Items from an interface collection
*** Block opens ***

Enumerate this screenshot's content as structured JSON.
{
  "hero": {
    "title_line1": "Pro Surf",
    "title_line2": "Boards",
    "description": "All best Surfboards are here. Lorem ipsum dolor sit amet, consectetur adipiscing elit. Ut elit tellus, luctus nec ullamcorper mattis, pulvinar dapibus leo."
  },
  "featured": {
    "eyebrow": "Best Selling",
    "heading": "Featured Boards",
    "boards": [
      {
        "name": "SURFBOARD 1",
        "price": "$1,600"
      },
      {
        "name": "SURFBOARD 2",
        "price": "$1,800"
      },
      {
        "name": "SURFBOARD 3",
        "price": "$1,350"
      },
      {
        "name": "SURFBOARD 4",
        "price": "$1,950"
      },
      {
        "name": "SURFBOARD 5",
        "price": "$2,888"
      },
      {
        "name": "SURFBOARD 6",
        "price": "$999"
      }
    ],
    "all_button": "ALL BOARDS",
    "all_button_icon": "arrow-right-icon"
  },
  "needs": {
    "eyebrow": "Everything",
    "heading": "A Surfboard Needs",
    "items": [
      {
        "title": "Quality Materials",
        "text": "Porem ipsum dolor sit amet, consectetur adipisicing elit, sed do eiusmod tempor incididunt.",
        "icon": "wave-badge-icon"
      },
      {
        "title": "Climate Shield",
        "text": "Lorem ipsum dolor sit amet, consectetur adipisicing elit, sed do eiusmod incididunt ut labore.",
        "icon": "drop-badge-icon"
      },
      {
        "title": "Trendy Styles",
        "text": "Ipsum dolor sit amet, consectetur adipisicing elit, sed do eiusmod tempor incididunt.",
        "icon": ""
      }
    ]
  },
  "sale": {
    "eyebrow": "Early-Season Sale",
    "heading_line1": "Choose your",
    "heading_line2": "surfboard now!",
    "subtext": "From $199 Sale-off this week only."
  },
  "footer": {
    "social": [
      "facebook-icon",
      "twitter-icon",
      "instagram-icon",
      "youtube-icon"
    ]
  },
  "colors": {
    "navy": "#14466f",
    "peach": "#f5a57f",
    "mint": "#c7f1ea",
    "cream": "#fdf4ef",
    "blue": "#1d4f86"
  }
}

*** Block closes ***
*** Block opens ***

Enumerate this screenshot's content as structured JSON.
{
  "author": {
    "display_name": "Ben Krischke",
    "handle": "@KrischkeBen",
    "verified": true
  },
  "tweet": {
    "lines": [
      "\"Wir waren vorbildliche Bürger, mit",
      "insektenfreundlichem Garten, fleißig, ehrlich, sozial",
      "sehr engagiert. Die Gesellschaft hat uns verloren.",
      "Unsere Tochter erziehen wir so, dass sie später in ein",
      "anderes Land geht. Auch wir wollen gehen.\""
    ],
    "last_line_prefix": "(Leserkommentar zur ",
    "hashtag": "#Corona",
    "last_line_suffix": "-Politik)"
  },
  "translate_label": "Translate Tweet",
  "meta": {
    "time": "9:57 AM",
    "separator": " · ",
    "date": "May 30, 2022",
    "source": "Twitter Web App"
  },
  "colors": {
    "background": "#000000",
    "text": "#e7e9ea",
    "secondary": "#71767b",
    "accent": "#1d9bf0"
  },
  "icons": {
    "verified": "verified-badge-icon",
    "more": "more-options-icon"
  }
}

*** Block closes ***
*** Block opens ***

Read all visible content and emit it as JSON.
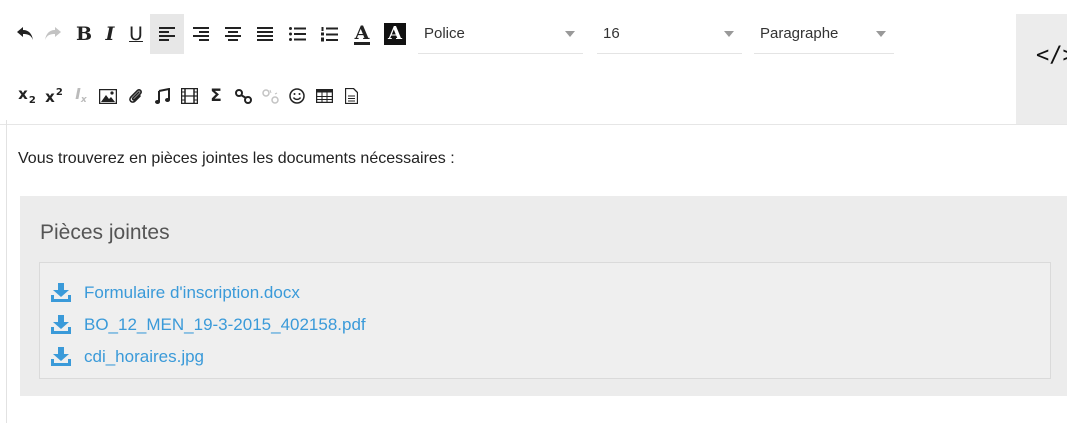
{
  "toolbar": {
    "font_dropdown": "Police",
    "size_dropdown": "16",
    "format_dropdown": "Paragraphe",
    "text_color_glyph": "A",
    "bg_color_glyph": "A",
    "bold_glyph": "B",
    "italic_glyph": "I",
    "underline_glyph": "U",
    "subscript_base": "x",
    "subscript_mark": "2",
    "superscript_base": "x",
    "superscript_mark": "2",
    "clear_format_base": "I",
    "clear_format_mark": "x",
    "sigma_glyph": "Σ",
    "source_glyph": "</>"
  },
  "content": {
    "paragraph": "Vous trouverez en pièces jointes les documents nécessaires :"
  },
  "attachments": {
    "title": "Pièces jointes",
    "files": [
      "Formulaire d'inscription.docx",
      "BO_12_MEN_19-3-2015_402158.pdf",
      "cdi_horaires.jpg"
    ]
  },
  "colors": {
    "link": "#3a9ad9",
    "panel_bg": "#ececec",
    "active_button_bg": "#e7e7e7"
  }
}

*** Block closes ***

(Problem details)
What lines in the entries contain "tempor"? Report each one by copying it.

(Response)
        "text": "Porem ipsum dolor sit amet, consectetur adipisicing elit, sed do eiusmod tempor incididunt.",
        "text": "Ipsum dolor sit amet, consectetur adipisicing elit, sed do eiusmod tempor incididunt.",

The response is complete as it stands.